Search the records for "username" and copy each line that holds it.

» Input for this task
────────────────────

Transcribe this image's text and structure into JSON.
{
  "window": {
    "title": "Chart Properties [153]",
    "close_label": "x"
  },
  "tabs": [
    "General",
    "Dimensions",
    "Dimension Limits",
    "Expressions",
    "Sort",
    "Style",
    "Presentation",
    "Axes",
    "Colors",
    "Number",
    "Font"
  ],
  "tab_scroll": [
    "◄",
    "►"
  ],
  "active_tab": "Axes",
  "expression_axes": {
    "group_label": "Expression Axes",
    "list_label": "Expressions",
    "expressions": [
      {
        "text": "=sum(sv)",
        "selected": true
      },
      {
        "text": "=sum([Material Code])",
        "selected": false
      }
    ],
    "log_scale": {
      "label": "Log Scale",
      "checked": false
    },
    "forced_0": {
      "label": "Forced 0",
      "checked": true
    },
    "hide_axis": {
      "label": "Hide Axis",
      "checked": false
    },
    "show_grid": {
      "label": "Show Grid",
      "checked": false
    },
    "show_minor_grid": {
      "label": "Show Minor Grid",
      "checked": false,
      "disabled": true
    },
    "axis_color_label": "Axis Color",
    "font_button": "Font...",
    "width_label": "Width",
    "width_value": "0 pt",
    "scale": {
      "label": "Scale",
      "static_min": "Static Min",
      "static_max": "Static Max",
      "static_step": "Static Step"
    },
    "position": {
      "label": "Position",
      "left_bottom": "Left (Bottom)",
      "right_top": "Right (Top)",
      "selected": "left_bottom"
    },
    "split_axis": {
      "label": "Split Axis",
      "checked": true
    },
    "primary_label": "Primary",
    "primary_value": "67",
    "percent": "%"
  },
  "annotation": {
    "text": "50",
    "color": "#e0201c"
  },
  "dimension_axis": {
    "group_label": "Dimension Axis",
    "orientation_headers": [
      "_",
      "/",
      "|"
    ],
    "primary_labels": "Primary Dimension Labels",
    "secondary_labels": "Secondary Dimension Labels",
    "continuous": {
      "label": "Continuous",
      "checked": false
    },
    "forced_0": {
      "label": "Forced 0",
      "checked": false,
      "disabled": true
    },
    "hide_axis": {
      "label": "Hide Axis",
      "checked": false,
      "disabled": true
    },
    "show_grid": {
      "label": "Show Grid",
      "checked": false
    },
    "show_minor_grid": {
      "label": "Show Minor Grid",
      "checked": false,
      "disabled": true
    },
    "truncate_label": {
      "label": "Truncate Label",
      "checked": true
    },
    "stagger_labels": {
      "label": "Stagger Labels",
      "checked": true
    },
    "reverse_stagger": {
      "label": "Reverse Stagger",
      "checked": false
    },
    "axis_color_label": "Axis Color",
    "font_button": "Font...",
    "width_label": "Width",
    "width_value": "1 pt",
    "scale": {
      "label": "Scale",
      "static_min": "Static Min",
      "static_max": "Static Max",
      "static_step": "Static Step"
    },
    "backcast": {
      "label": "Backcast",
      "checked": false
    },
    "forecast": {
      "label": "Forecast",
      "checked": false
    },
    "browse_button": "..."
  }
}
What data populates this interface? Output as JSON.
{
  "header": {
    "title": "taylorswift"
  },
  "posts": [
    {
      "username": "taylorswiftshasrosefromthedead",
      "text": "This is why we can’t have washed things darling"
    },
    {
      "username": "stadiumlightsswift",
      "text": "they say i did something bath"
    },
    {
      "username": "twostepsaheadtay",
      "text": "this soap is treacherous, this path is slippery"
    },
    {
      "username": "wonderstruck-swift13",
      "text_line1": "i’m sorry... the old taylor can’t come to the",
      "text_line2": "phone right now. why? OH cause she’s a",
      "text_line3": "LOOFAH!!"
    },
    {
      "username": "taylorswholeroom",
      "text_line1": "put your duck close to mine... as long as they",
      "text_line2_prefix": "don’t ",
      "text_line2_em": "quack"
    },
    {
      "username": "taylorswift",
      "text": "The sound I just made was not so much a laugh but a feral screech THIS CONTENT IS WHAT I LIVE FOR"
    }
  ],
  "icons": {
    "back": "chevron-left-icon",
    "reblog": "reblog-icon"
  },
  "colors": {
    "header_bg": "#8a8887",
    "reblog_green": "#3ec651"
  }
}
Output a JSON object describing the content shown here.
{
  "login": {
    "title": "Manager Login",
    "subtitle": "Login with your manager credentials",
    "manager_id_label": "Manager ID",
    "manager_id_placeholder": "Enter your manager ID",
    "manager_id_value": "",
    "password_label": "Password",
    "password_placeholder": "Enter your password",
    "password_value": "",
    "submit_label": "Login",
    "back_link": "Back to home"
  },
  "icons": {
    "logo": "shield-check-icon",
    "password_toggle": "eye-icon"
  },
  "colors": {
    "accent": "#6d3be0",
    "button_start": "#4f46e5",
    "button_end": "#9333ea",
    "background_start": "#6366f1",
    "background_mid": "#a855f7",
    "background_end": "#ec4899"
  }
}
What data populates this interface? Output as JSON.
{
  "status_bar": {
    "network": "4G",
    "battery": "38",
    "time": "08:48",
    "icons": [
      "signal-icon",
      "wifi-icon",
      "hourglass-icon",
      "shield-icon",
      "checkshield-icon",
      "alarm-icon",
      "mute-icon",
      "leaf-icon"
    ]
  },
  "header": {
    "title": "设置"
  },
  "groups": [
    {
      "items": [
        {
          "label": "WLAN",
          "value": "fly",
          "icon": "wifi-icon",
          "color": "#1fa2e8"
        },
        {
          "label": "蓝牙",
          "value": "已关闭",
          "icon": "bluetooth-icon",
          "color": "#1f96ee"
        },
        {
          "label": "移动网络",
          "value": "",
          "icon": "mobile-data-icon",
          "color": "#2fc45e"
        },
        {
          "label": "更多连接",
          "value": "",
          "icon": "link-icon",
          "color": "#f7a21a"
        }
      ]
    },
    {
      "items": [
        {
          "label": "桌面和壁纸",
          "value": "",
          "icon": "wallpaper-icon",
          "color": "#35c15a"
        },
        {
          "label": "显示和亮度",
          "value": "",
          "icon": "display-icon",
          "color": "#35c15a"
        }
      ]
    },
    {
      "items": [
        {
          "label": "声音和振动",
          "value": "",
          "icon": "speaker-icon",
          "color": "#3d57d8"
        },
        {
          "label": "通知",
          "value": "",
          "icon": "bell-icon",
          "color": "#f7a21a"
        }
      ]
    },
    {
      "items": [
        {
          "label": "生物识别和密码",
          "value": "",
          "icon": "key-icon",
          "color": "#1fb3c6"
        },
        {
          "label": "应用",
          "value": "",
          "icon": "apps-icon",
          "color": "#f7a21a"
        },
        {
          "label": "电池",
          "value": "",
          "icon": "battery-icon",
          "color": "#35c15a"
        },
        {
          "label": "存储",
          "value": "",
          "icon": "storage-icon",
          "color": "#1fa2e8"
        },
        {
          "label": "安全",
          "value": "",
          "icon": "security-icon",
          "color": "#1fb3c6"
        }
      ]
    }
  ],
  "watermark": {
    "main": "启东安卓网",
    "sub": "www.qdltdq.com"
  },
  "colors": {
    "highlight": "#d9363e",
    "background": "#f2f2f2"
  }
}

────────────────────

» Solution to the exercise
      "username": "taylorswiftshasrosefromthedead",
      "username": "stadiumlightsswift",
      "username": "twostepsaheadtay",
      "username": "wonderstruck-swift13",
      "username": "taylorswholeroom",
      "username": "taylorswift",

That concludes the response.